# Exercise goal:
An exact reproduction of all entries is required.

Dataset rows for apps and sites:

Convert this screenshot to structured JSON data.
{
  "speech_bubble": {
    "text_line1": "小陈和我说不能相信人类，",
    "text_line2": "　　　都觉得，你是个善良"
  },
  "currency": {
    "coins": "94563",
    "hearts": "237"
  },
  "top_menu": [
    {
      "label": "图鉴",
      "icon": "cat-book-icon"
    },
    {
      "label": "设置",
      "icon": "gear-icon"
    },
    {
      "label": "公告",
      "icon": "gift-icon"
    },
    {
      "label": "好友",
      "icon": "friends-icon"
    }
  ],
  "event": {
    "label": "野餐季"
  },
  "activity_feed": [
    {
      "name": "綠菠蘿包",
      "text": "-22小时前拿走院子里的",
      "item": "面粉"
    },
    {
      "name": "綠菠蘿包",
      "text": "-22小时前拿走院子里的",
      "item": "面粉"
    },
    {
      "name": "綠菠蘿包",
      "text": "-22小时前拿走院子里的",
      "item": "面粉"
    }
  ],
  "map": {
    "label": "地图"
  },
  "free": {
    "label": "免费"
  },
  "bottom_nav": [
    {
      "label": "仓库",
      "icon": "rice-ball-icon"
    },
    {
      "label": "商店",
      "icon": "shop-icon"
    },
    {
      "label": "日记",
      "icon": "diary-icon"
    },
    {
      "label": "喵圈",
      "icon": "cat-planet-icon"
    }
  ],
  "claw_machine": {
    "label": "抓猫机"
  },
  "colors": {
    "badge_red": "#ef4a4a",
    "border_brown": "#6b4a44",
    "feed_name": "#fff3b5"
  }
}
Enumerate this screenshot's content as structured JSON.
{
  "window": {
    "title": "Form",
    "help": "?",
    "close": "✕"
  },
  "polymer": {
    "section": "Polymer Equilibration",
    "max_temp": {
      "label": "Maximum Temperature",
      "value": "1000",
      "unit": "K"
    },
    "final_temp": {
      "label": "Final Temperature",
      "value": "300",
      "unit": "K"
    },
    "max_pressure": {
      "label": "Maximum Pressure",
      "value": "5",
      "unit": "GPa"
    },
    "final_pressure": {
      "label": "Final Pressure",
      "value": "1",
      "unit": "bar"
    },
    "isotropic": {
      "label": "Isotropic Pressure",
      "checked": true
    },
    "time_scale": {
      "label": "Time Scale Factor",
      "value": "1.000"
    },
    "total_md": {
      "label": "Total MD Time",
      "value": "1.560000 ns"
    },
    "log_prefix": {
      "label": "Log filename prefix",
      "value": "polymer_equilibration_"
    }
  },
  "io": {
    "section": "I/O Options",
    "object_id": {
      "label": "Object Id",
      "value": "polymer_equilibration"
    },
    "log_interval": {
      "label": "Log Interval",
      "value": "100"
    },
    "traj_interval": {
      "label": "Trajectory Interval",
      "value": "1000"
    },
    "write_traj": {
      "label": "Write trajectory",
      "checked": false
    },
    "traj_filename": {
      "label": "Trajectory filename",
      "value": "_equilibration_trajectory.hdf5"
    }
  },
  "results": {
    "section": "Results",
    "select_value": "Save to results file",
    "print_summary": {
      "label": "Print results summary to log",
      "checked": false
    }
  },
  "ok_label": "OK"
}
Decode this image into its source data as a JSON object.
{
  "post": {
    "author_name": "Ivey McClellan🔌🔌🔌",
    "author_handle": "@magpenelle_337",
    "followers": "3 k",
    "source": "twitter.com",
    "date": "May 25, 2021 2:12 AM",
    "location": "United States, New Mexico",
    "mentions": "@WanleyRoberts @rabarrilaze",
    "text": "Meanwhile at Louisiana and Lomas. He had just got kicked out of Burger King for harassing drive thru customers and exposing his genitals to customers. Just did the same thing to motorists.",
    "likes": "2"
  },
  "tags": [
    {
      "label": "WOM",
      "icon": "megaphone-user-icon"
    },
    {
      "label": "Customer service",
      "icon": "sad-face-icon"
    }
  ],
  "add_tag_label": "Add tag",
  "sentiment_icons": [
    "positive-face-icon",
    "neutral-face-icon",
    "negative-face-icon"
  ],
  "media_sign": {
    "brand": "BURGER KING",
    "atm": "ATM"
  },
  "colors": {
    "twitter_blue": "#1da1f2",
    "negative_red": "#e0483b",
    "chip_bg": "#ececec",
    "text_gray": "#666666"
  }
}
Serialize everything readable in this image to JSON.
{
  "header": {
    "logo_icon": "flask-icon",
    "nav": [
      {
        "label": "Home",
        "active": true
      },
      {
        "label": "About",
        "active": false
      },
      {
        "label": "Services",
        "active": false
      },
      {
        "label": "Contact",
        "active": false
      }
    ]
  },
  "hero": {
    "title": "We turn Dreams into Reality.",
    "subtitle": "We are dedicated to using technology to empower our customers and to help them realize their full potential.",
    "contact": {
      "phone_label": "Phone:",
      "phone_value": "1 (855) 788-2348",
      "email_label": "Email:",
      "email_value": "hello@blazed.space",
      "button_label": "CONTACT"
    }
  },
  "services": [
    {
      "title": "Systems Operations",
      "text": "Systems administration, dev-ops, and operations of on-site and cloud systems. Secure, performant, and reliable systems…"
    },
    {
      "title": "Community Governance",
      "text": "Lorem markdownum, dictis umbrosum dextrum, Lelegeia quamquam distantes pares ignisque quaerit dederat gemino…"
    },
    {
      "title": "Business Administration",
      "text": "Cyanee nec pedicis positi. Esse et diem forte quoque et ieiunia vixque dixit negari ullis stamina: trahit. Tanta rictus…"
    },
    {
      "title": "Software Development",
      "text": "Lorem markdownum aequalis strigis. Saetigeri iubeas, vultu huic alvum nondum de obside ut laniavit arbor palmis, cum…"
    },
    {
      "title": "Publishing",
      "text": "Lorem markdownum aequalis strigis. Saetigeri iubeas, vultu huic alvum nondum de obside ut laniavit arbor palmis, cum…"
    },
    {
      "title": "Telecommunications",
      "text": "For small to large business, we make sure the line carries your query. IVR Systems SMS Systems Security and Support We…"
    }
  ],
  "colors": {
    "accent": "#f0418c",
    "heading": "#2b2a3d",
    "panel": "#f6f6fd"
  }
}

# Written response:
Convert this screenshot to structured JSON data.
{
  "speech_bubble": {
    "text_line1": "小陈和我说不能相信人类，",
    "text_line2": "　　　都觉得，你是个善良"
  },
  "currency": {
    "coins": "94563",
    "hearts": "237"
  },
  "top_menu": [
    {
      "label": "图鉴",
      "icon": "cat-book-icon"
    },
    {
      "label": "设置",
      "icon": "gear-icon"
    },
    {
      "label": "公告",
      "icon": "gift-icon"
    },
    {
      "label": "好友",
      "icon": "friends-icon"
    }
  ],
  "event": {
    "label": "野餐季"
  },
  "activity_feed": [
    {
      "name": "綠菠蘿包",
      "text": "-22小时前拿走院子里的",
      "item": "面粉"
    },
    {
      "name": "綠菠蘿包",
      "text": "-22小时前拿走院子里的",
      "item": "面粉"
    },
    {
      "name": "綠菠蘿包",
      "text": "-22小时前拿走院子里的",
      "item": "面粉"
    }
  ],
  "map": {
    "label": "地图"
  },
  "free": {
    "label": "免费"
  },
  "bottom_nav": [
    {
      "label": "仓库",
      "icon": "rice-ball-icon"
    },
    {
      "label": "商店",
      "icon": "shop-icon"
    },
    {
      "label": "日记",
      "icon": "diary-icon"
    },
    {
      "label": "喵圈",
      "icon": "cat-planet-icon"
    }
  ],
  "claw_machine": {
    "label": "抓猫机"
  },
  "colors": {
    "badge_red": "#ef4a4a",
    "border_brown": "#6b4a44",
    "feed_name": "#fff3b5"
  }
}
Enumerate this screenshot's content as structured JSON.
{
  "window": {
    "title": "Form",
    "help": "?",
    "close": "✕"
  },
  "polymer": {
    "section": "Polymer Equilibration",
    "max_temp": {
      "label": "Maximum Temperature",
      "value": "1000",
      "unit": "K"
    },
    "final_temp": {
      "label": "Final Temperature",
      "value": "300",
      "unit": "K"
    },
    "max_pressure": {
      "label": "Maximum Pressure",
      "value": "5",
      "unit": "GPa"
    },
    "final_pressure": {
      "label": "Final Pressure",
      "value": "1",
      "unit": "bar"
    },
    "isotropic": {
      "label": "Isotropic Pressure",
      "checked": true
    },
    "time_scale": {
      "label": "Time Scale Factor",
      "value": "1.000"
    },
    "total_md": {
      "label": "Total MD Time",
      "value": "1.560000 ns"
    },
    "log_prefix": {
      "label": "Log filename prefix",
      "value": "polymer_equilibration_"
    }
  },
  "io": {
    "section": "I/O Options",
    "object_id": {
      "label": "Object Id",
      "value": "polymer_equilibration"
    },
    "log_interval": {
      "label": "Log Interval",
      "value": "100"
    },
    "traj_interval": {
      "label": "Trajectory Interval",
      "value": "1000"
    },
    "write_traj": {
      "label": "Write trajectory",
      "checked": false
    },
    "traj_filename": {
      "label": "Trajectory filename",
      "value": "_equilibration_trajectory.hdf5"
    }
  },
  "results": {
    "section": "Results",
    "select_value": "Save to results file",
    "print_summary": {
      "label": "Print results summary to log",
      "checked": false
    }
  },
  "ok_label": "OK"
}
Decode this image into its source data as a JSON object.
{
  "post": {
    "author_name": "Ivey McClellan🔌🔌🔌",
    "author_handle": "@magpenelle_337",
    "followers": "3 k",
    "source": "twitter.com",
    "date": "May 25, 2021 2:12 AM",
    "location": "United States, New Mexico",
    "mentions": "@WanleyRoberts @rabarrilaze",
    "text": "Meanwhile at Louisiana and Lomas. He had just got kicked out of Burger King for harassing drive thru customers and exposing his genitals to customers. Just did the same thing to motorists.",
    "likes": "2"
  },
  "tags": [
    {
      "label": "WOM",
      "icon": "megaphone-user-icon"
    },
    {
      "label": "Customer service",
      "icon": "sad-face-icon"
    }
  ],
  "add_tag_label": "Add tag",
  "sentiment_icons": [
    "positive-face-icon",
    "neutral-face-icon",
    "negative-face-icon"
  ],
  "media_sign": {
    "brand": "BURGER KING",
    "atm": "ATM"
  },
  "colors": {
    "twitter_blue": "#1da1f2",
    "negative_red": "#e0483b",
    "chip_bg": "#ececec",
    "text_gray": "#666666"
  }
}
Serialize everything readable in this image to JSON.
{
  "header": {
    "logo_icon": "flask-icon",
    "nav": [
      {
        "label": "Home",
        "active": true
      },
      {
        "label": "About",
        "active": false
      },
      {
        "label": "Services",
        "active": false
      },
      {
        "label": "Contact",
        "active": false
      }
    ]
  },
  "hero": {
    "title": "We turn Dreams into Reality.",
    "subtitle": "We are dedicated to using technology to empower our customers and to help them realize their full potential.",
    "contact": {
      "phone_label": "Phone:",
      "phone_value": "1 (855) 788-2348",
      "email_label": "Email:",
      "email_value": "hello@blazed.space",
      "button_label": "CONTACT"
    }
  },
  "services": [
    {
      "title": "Systems Operations",
      "text": "Systems administration, dev-ops, and operations of on-site and cloud systems. Secure, performant, and reliable systems…"
    },
    {
      "title": "Community Governance",
      "text": "Lorem markdownum, dictis umbrosum dextrum, Lelegeia quamquam distantes pares ignisque quaerit dederat gemino…"
    },
    {
      "title": "Business Administration",
      "text": "Cyanee nec pedicis positi. Esse et diem forte quoque et ieiunia vixque dixit negari ullis stamina: trahit. Tanta rictus…"
    },
    {
      "title": "Software Development",
      "text": "Lorem markdownum aequalis strigis. Saetigeri iubeas, vultu huic alvum nondum de obside ut laniavit arbor palmis, cum…"
    },
    {
      "title": "Publishing",
      "text": "Lorem markdownum aequalis strigis. Saetigeri iubeas, vultu huic alvum nondum de obside ut laniavit arbor palmis, cum…"
    },
    {
      "title": "Telecommunications",
      "text": "For small to large business, we make sure the line carries your query. IVR Systems SMS Systems Security and Support We…"
    }
  ],
  "colors": {
    "accent": "#f0418c",
    "heading": "#2b2a3d",
    "panel": "#f6f6fd"
  }
}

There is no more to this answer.